After receiving a letter from Jock, she discovers he was convinced the accident that killed his son and daughter-in-law was actually murder, and he included her in his will to investigate the deaths.
When accidents start happening to Emily, and she hears footsteps outside her room at night, she is convinced someone is stalking her.
Is she next on the killer’s list?
Isolated on an Outback cattle ranch, will strong, dependable Doug be able to keep her safe?
A murderer is loose at Winnawarra Station, and she must race against time to identify the killer before he strikes again.
The Australian rural romance is a sub-genre that I like quite a bit, so ‘Winnawarra’ sounded like a thing straight up my alley, particularly with some romantic suspense thrown in. But I’m frankly, struggling to write a review of a story where the bits that appealed equalled the parts that didn’t.
I did like the numerous cultural references in the book—the Australian rural ranching practices never fail to fascinate me—and Elizabeth M. Darcy’s style of writing is different in a way that takes a while getting used to. The premise for Emily’s arrival “Winnawarra” was as well, an unconventional one, as was the suspense that really amped up the tension and thrills when things went bump in the night.
However, I had a few issues with the inconsistencies in characterisation, writing and pacing, and that did affect my ability to get absorbed fully in the suspense. In fact, the protagonists didn’t seem to be the adults they were, while several bits of dialogues took on an odd archaic sheen that didn’t seem to fit with the contemporary tone of the story.
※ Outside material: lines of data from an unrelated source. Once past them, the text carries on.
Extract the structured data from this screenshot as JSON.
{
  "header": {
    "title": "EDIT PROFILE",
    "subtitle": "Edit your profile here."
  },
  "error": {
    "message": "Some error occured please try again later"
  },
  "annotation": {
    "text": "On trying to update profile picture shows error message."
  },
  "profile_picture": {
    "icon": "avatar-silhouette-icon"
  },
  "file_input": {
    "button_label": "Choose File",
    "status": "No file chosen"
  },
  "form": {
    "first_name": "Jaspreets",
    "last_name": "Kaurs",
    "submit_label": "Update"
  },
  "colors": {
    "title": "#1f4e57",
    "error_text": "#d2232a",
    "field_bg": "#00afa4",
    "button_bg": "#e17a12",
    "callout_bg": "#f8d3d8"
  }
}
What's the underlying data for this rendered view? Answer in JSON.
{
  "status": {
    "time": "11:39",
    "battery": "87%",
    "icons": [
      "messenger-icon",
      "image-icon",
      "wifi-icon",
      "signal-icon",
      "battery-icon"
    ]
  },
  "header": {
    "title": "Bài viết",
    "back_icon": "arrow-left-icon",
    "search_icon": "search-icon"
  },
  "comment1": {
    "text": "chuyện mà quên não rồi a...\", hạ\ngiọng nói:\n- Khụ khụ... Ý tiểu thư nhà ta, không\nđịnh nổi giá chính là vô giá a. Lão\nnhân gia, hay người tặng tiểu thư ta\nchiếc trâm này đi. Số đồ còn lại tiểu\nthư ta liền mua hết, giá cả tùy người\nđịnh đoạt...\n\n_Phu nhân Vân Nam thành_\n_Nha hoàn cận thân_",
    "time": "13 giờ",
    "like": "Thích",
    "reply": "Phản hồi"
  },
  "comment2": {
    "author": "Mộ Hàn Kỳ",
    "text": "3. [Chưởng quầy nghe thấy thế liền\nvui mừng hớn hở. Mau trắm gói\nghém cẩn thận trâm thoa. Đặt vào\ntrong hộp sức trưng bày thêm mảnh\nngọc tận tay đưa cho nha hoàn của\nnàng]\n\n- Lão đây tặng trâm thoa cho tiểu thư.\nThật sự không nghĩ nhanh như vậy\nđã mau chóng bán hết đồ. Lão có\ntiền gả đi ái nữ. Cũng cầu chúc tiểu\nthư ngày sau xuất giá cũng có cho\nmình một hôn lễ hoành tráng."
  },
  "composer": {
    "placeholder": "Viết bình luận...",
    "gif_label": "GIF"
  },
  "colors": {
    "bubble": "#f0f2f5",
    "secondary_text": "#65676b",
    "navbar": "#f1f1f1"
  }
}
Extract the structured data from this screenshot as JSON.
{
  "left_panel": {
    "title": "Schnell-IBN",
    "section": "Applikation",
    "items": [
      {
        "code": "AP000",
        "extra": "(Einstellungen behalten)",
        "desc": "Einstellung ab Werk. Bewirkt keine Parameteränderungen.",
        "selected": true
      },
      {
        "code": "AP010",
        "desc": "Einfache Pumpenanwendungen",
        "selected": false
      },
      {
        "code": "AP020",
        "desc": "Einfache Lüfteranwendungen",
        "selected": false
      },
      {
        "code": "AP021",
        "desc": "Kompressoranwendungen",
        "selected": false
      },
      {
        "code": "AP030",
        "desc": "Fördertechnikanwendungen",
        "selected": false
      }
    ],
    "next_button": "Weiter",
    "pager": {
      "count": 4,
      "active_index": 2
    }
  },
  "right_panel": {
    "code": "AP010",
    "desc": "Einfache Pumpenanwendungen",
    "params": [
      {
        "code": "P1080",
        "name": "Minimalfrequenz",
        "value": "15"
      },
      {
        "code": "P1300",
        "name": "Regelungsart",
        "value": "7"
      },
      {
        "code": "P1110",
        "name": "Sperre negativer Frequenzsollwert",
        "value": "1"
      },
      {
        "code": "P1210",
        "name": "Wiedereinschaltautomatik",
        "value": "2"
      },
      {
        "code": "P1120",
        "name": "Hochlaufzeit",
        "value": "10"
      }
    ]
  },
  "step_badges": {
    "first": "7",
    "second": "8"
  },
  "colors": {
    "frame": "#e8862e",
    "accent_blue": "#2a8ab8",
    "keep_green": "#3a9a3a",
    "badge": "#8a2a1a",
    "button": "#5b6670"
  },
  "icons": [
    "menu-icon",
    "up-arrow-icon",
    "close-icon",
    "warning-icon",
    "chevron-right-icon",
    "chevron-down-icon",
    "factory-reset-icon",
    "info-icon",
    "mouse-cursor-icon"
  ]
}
Emily seemed childishly impatient with crazy mood swings at times (not to mention the easy jealousy), blaming her fear on Doug’s inability to ‘keep her safe’, then getting close to accusing him of murder in her haste to uncover the mystery surrounding Winnawarra. To be fair however, Doug never looked as though he’d managed his PTSD at all and that did spill over in actions that were self-destructive to the point where it struck Emily precisely where her nerves were rubbed raw by her past relationship. And…no condoms? Seriously? When Doug had all but admitted he’d slept with way too many women when he was drunk and on a bender?
At the same time, the murder mystery that Emily was investigating also seemed quite tangential, involving characters that still seemed to steer the plot from beyond the grave, leaving me like the disconnected outsider trying to look in through a dusty window. The story did however, hit its stride past the halfway mark, though it led to a climax where the villain was revealed to be whom I suspected he was all along.
‘Winnawarra’ would be a decent read particularly if the rural traditions of ranching (along with hot cowboys) down under interests anyone looking to get into rural romance. Unfortunately, the story fell rather flat for me despite its potential.